[Interface dataset entries]
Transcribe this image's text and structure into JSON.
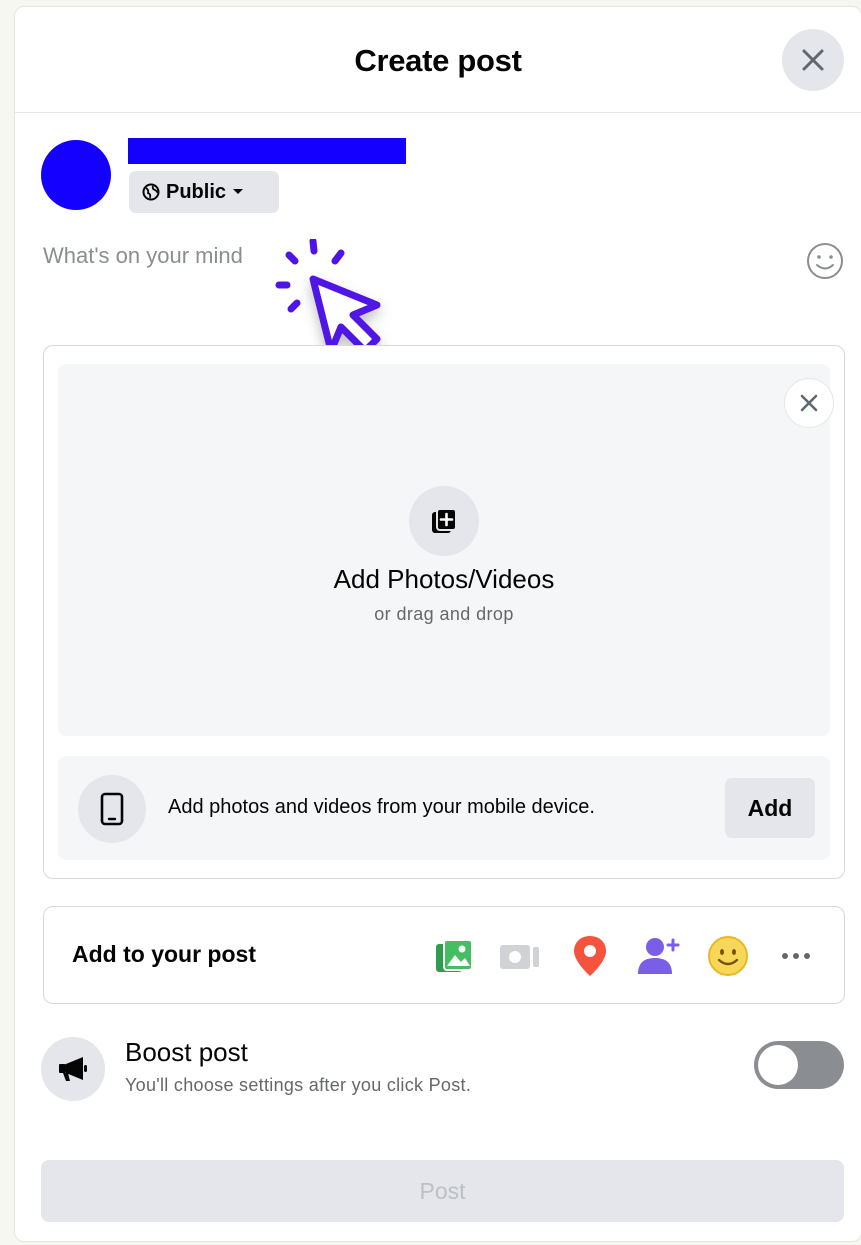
{
  "dialog": {
    "title": "Create post",
    "close_icon": "close-icon"
  },
  "author": {
    "avatar_color": "#1400ff",
    "audience_label": "Public",
    "audience_icon": "globe-icon"
  },
  "composer": {
    "placeholder": "What's on your mind",
    "emoji_icon": "smiley-icon"
  },
  "media": {
    "title": "Add Photos/Videos",
    "subtitle": "or drag and drop",
    "mobile_text": "Add photos and videos from your mobile device.",
    "mobile_add_label": "Add"
  },
  "add_to_post": {
    "label": "Add to your post",
    "tools": [
      {
        "icon": "photo-video-icon",
        "color": "#45bd62"
      },
      {
        "icon": "live-video-icon",
        "color": "#c8cacd"
      },
      {
        "icon": "location-pin-icon",
        "color": "#f5533d"
      },
      {
        "icon": "tag-people-icon",
        "color": "#7b5ee8"
      },
      {
        "icon": "feeling-icon",
        "color": "#f7b928"
      },
      {
        "icon": "more-icon",
        "color": "#65676b"
      }
    ]
  },
  "boost": {
    "title": "Boost post",
    "subtitle": "You'll choose settings after you click Post.",
    "toggle_on": false
  },
  "post_button": {
    "label": "Post",
    "enabled": false
  },
  "colors": {
    "accent": "#1400ff",
    "cursor": "#4f14e6"
  }
}
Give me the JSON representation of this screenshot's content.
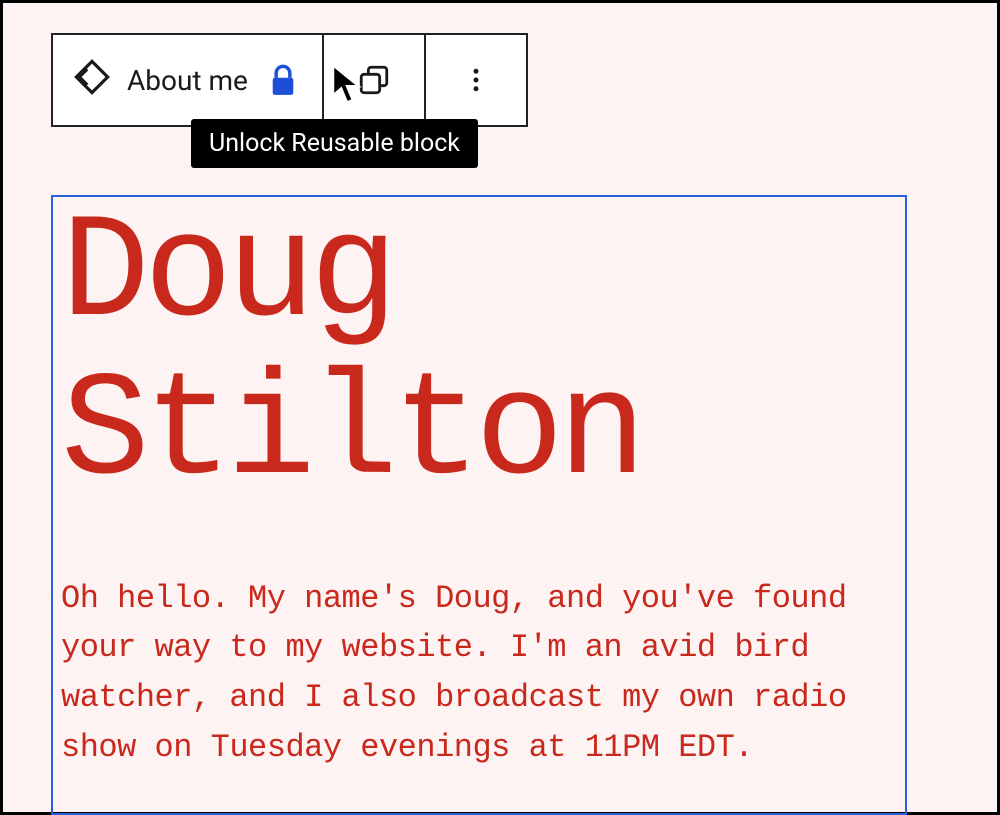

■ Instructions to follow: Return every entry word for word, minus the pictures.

■ Answer for this exercise:
Transcribe this image's text and structure into JSON.
{
  "dialog": {
    "title": "Create post",
    "close_icon": "close-icon"
  },
  "author": {
    "avatar_color": "#1400ff",
    "audience_label": "Public",
    "audience_icon": "globe-icon"
  },
  "composer": {
    "placeholder": "What's on your mind",
    "emoji_icon": "smiley-icon"
  },
  "media": {
    "title": "Add Photos/Videos",
    "subtitle": "or drag and drop",
    "mobile_text": "Add photos and videos from your mobile device.",
    "mobile_add_label": "Add"
  },
  "add_to_post": {
    "label": "Add to your post",
    "tools": [
      {
        "icon": "photo-video-icon",
        "color": "#45bd62"
      },
      {
        "icon": "live-video-icon",
        "color": "#c8cacd"
      },
      {
        "icon": "location-pin-icon",
        "color": "#f5533d"
      },
      {
        "icon": "tag-people-icon",
        "color": "#7b5ee8"
      },
      {
        "icon": "feeling-icon",
        "color": "#f7b928"
      },
      {
        "icon": "more-icon",
        "color": "#65676b"
      }
    ]
  },
  "boost": {
    "title": "Boost post",
    "subtitle": "You'll choose settings after you click Post.",
    "toggle_on": false
  },
  "post_button": {
    "label": "Post",
    "enabled": false
  },
  "colors": {
    "accent": "#1400ff",
    "cursor": "#4f14e6"
  }
}
Give me the JSON representation of this screenshot's content.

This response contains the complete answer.